§ Exercise directions
Output all of the material beneath this line exactly as it is.

§ Data excerpts
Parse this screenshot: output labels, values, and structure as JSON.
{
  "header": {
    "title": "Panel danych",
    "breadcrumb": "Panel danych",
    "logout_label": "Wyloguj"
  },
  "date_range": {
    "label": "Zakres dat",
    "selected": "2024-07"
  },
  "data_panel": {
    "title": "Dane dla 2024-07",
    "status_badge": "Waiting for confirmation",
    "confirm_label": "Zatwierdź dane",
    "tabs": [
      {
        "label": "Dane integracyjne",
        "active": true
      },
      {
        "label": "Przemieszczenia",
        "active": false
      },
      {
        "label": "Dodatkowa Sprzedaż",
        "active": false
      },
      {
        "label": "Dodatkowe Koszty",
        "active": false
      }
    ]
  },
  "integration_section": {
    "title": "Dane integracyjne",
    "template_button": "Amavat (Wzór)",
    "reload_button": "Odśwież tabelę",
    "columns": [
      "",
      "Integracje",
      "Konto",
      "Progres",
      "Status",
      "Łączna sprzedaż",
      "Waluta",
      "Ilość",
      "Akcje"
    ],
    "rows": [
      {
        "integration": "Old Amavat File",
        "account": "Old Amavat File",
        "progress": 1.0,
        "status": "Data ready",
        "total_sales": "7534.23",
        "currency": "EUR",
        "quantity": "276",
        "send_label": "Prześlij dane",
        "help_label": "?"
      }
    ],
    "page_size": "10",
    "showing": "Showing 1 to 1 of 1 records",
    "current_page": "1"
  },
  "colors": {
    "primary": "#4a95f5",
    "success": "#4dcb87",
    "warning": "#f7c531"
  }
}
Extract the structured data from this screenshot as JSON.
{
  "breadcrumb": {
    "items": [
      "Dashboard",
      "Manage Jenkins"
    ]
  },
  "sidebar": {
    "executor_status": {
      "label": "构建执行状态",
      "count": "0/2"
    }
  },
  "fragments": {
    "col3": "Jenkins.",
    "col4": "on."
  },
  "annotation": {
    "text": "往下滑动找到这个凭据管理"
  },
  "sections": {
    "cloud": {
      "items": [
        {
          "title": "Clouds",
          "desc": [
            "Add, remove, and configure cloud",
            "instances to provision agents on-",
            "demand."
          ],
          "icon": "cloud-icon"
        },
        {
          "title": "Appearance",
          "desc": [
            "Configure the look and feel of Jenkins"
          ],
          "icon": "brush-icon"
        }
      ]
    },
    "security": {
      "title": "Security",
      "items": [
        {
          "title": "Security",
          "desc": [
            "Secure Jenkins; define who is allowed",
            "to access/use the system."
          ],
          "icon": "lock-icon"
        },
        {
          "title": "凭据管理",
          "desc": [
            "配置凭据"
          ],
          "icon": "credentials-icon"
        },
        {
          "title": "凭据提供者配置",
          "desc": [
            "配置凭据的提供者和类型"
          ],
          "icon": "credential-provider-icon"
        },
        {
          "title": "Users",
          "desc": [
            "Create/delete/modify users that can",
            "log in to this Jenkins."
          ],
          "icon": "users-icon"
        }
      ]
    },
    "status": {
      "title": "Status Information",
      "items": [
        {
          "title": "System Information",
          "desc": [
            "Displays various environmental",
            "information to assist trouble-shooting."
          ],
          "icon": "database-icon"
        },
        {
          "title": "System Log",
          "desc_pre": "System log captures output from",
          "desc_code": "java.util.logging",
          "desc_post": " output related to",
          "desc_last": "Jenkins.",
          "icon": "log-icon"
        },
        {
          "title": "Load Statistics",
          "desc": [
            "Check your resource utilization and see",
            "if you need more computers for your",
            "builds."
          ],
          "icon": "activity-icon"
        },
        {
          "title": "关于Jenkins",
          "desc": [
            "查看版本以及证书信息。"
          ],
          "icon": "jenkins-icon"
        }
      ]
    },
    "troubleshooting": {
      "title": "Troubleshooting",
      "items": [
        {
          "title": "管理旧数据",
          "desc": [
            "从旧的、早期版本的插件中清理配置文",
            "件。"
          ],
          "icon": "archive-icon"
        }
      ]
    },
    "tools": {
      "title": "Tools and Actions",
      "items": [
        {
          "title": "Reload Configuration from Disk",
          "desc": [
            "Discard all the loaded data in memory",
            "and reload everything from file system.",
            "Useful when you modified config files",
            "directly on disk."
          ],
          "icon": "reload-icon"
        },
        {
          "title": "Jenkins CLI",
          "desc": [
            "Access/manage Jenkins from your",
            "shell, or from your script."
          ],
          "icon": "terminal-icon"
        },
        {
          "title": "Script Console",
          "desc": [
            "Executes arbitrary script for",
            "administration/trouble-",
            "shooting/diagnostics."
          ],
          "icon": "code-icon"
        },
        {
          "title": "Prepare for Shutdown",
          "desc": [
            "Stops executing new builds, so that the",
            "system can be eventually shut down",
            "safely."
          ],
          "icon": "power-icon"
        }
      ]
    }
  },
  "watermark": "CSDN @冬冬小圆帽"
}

§ Finished task
Parse this screenshot: output labels, values, and structure as JSON.
{
  "header": {
    "title": "Panel danych",
    "breadcrumb": "Panel danych",
    "logout_label": "Wyloguj"
  },
  "date_range": {
    "label": "Zakres dat",
    "selected": "2024-07"
  },
  "data_panel": {
    "title": "Dane dla 2024-07",
    "status_badge": "Waiting for confirmation",
    "confirm_label": "Zatwierdź dane",
    "tabs": [
      {
        "label": "Dane integracyjne",
        "active": true
      },
      {
        "label": "Przemieszczenia",
        "active": false
      },
      {
        "label": "Dodatkowa Sprzedaż",
        "active": false
      },
      {
        "label": "Dodatkowe Koszty",
        "active": false
      }
    ]
  },
  "integration_section": {
    "title": "Dane integracyjne",
    "template_button": "Amavat (Wzór)",
    "reload_button": "Odśwież tabelę",
    "columns": [
      "",
      "Integracje",
      "Konto",
      "Progres",
      "Status",
      "Łączna sprzedaż",
      "Waluta",
      "Ilość",
      "Akcje"
    ],
    "rows": [
      {
        "integration": "Old Amavat File",
        "account": "Old Amavat File",
        "progress": 1.0,
        "status": "Data ready",
        "total_sales": "7534.23",
        "currency": "EUR",
        "quantity": "276",
        "send_label": "Prześlij dane",
        "help_label": "?"
      }
    ],
    "page_size": "10",
    "showing": "Showing 1 to 1 of 1 records",
    "current_page": "1"
  },
  "colors": {
    "primary": "#4a95f5",
    "success": "#4dcb87",
    "warning": "#f7c531"
  }
}
Extract the structured data from this screenshot as JSON.
{
  "breadcrumb": {
    "items": [
      "Dashboard",
      "Manage Jenkins"
    ]
  },
  "sidebar": {
    "executor_status": {
      "label": "构建执行状态",
      "count": "0/2"
    }
  },
  "fragments": {
    "col3": "Jenkins.",
    "col4": "on."
  },
  "annotation": {
    "text": "往下滑动找到这个凭据管理"
  },
  "sections": {
    "cloud": {
      "items": [
        {
          "title": "Clouds",
          "desc": [
            "Add, remove, and configure cloud",
            "instances to provision agents on-",
            "demand."
          ],
          "icon": "cloud-icon"
        },
        {
          "title": "Appearance",
          "desc": [
            "Configure the look and feel of Jenkins"
          ],
          "icon": "brush-icon"
        }
      ]
    },
    "security": {
      "title": "Security",
      "items": [
        {
          "title": "Security",
          "desc": [
            "Secure Jenkins; define who is allowed",
            "to access/use the system."
          ],
          "icon": "lock-icon"
        },
        {
          "title": "凭据管理",
          "desc": [
            "配置凭据"
          ],
          "icon": "credentials-icon"
        },
        {
          "title": "凭据提供者配置",
          "desc": [
            "配置凭据的提供者和类型"
          ],
          "icon": "credential-provider-icon"
        },
        {
          "title": "Users",
          "desc": [
            "Create/delete/modify users that can",
            "log in to this Jenkins."
          ],
          "icon": "users-icon"
        }
      ]
    },
    "status": {
      "title": "Status Information",
      "items": [
        {
          "title": "System Information",
          "desc": [
            "Displays various environmental",
            "information to assist trouble-shooting."
          ],
          "icon": "database-icon"
        },
        {
          "title": "System Log",
          "desc_pre": "System log captures output from",
          "desc_code": "java.util.logging",
          "desc_post": " output related to",
          "desc_last": "Jenkins.",
          "icon": "log-icon"
        },
        {
          "title": "Load Statistics",
          "desc": [
            "Check your resource utilization and see",
            "if you need more computers for your",
            "builds."
          ],
          "icon": "activity-icon"
        },
        {
          "title": "关于Jenkins",
          "desc": [
            "查看版本以及证书信息。"
          ],
          "icon": "jenkins-icon"
        }
      ]
    },
    "troubleshooting": {
      "title": "Troubleshooting",
      "items": [
        {
          "title": "管理旧数据",
          "desc": [
            "从旧的、早期版本的插件中清理配置文",
            "件。"
          ],
          "icon": "archive-icon"
        }
      ]
    },
    "tools": {
      "title": "Tools and Actions",
      "items": [
        {
          "title": "Reload Configuration from Disk",
          "desc": [
            "Discard all the loaded data in memory",
            "and reload everything from file system.",
            "Useful when you modified config files",
            "directly on disk."
          ],
          "icon": "reload-icon"
        },
        {
          "title": "Jenkins CLI",
          "desc": [
            "Access/manage Jenkins from your",
            "shell, or from your script."
          ],
          "icon": "terminal-icon"
        },
        {
          "title": "Script Console",
          "desc": [
            "Executes arbitrary script for",
            "administration/trouble-",
            "shooting/diagnostics."
          ],
          "icon": "code-icon"
        },
        {
          "title": "Prepare for Shutdown",
          "desc": [
            "Stops executing new builds, so that the",
            "system can be eventually shut down",
            "safely."
          ],
          "icon": "power-icon"
        }
      ]
    }
  },
  "watermark": "CSDN @冬冬小圆帽"
}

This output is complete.